www.workersforjesus.com/dfi/854.htm. Biography of Samuel Gridley Howe.
3. Walter E. Fernald Historical Collection, Samuel Gridley Howe Library,
4. David Pfeiffer, “Samuel Gridley Howe and ‘Schools of the Feebleminded,” Ragged Edge Online,
Jan./Feb. 2003, www.ragged-edge-mag.com/0103/0103ft2.html.
5. “State Hospitals of Massachusetts,” 1856.org, www.1856.org/mass.html.
6. “Parallels in Time: A History of Developmental Disabilities,” The Minnesota Governor’s Council
on Developmental Disabilities, www.mncdd.org/parallels/.
7. Candace Jenkins, Nomination for National Register of Historic Landmarks. Massachusetts
Historic Commission, 1992. A detailed description of the Fernald Center and its historic
buildings. Available at the Waltham Public Library, Waltham Room.
8. “History of Massachusetts Institutions,” World Wide Web Virtual Library for Archaeology,
9. “Consolidated Consent Decrees Summary,” The Arc of Massachusetts website,
http://arcmass.org/consent.pdf. A summary of the 1993 federal court order regarding
Massachusetts facilities for people with developmental disabilities.
10. Elof Axel Carlson, The Unfit: A History of a Bad Idea. New York: Cold Spring Harbor Press, 2001.
11. Michael D’Antonio, The State Boys Rebellion: A True Story. New York, Simon & Schuster, 2004.
About children who were wards of the state and incarcerated at the Fernald School from the
1940s to 1970.
12. Stephen Jay Gould, The Mismeasure of Man. New York: W. W. Norton, 1981, 2nd ed. 1996. Now
a classic rebuttal in the debate of aptitude testing, race, innate intelligence and environmental
influence.

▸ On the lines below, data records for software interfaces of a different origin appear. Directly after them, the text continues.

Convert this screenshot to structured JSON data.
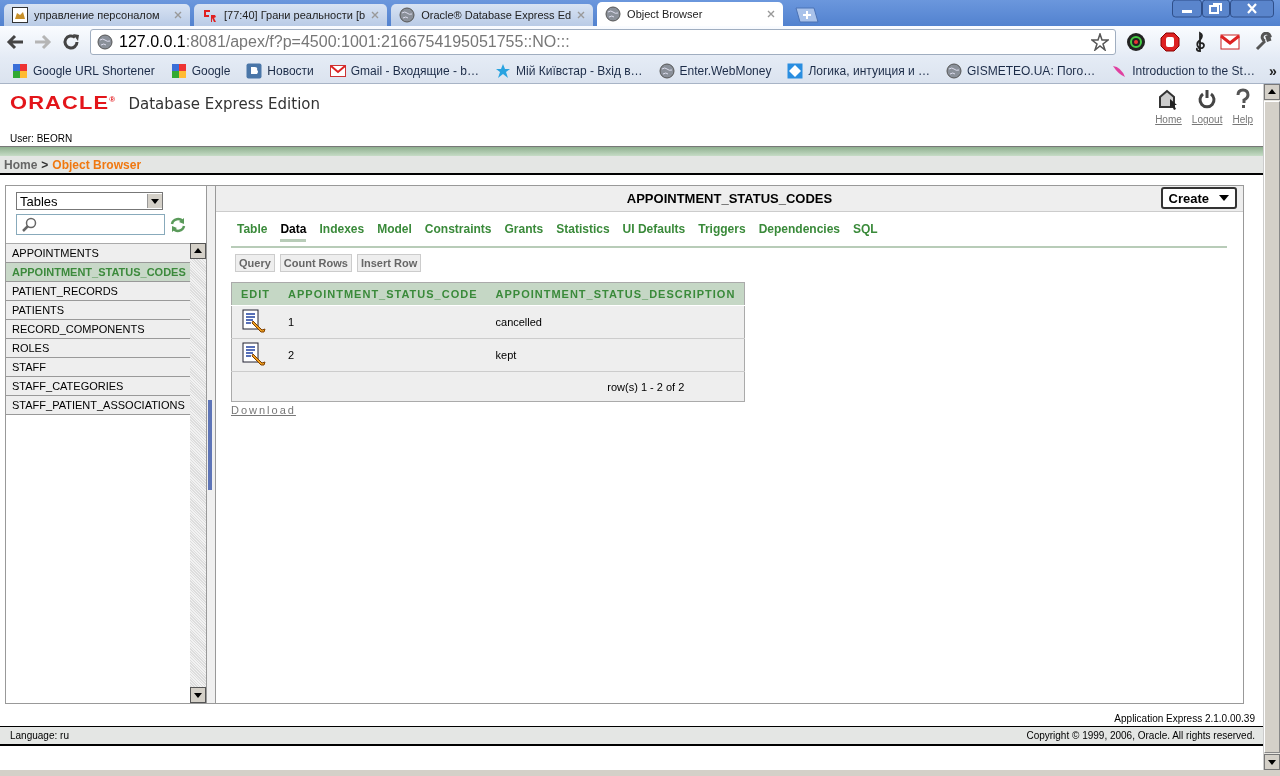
{
  "browser": {
    "tabs": [
      {
        "title": "управление персоналом",
        "selected": false
      },
      {
        "title": "[77:40] Грани реальности [b",
        "selected": false
      },
      {
        "title": "Oracle® Database Express Ed",
        "selected": false
      },
      {
        "title": "Object Browser",
        "selected": true
      }
    ],
    "address": {
      "host": "127.0.0.1",
      "rest": ":8081/apex/f?p=4500:1001:2166754195051755::NO:::"
    },
    "bookmarks": [
      "Google URL Shortener",
      "Google",
      "Новости",
      "Gmail - Входящие - b…",
      "Мій Київстар - Вхід в…",
      "Enter.WebMoney",
      "Логика, интуиция и …",
      "GISMETEO.UA: Пого…",
      "Introduction to the St…"
    ],
    "bookmarks_more": "»"
  },
  "header": {
    "logo": "ORACLE",
    "logo_mark": "®",
    "product": "Database Express Edition",
    "user": "User: BEORN",
    "nav": [
      "Home",
      "Logout",
      "Help"
    ]
  },
  "breadcrumb": {
    "items": [
      {
        "label": "Home",
        "selected": false
      },
      {
        "label": "Object Browser",
        "selected": true
      }
    ],
    "separator": ">"
  },
  "sidebar": {
    "object_type": "Tables",
    "items": [
      {
        "label": "APPOINTMENTS",
        "selected": false
      },
      {
        "label": "APPOINTMENT_STATUS_CODES",
        "selected": true
      },
      {
        "label": "PATIENT_RECORDS",
        "selected": false
      },
      {
        "label": "PATIENTS",
        "selected": false
      },
      {
        "label": "RECORD_COMPONENTS",
        "selected": false
      },
      {
        "label": "ROLES",
        "selected": false
      },
      {
        "label": "STAFF",
        "selected": false
      },
      {
        "label": "STAFF_CATEGORIES",
        "selected": false
      },
      {
        "label": "STAFF_PATIENT_ASSOCIATIONS",
        "selected": false
      }
    ]
  },
  "object": {
    "title": "APPOINTMENT_STATUS_CODES",
    "create_button": "Create",
    "tabs": [
      {
        "label": "Table",
        "selected": false
      },
      {
        "label": "Data",
        "selected": true
      },
      {
        "label": "Indexes",
        "selected": false
      },
      {
        "label": "Model",
        "selected": false
      },
      {
        "label": "Constraints",
        "selected": false
      },
      {
        "label": "Grants",
        "selected": false
      },
      {
        "label": "Statistics",
        "selected": false
      },
      {
        "label": "UI Defaults",
        "selected": false
      },
      {
        "label": "Triggers",
        "selected": false
      },
      {
        "label": "Dependencies",
        "selected": false
      },
      {
        "label": "SQL",
        "selected": false
      }
    ],
    "actions": [
      "Query",
      "Count Rows",
      "Insert Row"
    ],
    "table": {
      "columns": [
        "EDIT",
        "APPOINTMENT_STATUS_CODE",
        "APPOINTMENT_STATUS_DESCRIPTION"
      ],
      "rows": [
        [
          "",
          "1",
          "cancelled"
        ],
        [
          "",
          "2",
          "kept"
        ]
      ],
      "pagination": "row(s) 1 - 2 of 2"
    },
    "download": "Download"
  },
  "footer": {
    "version": "Application Express 2.1.0.00.39",
    "language": "Language: ru",
    "copyright": "Copyright © 1999, 2006, Oracle. All rights reserved."
  }
}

Available at the Waltham Public Library.
13. Margaret Quigley, “The Roots of the I. Q. Debate: Eugenics and Social Control,” The Public Eye
Website of the Political Research Associates,
www.publiceye.org/magazine/v09n1/eugenics.html. An online article about the political
motivations of eugenics advocates.
14. Welling Savo, “The Master Race,” Boston Magazine, Dec. 2002, available on line at
15. “Race and Membership in American History: The Eugenics Movement,” Facing History and
Ourselves website, www.facing.org.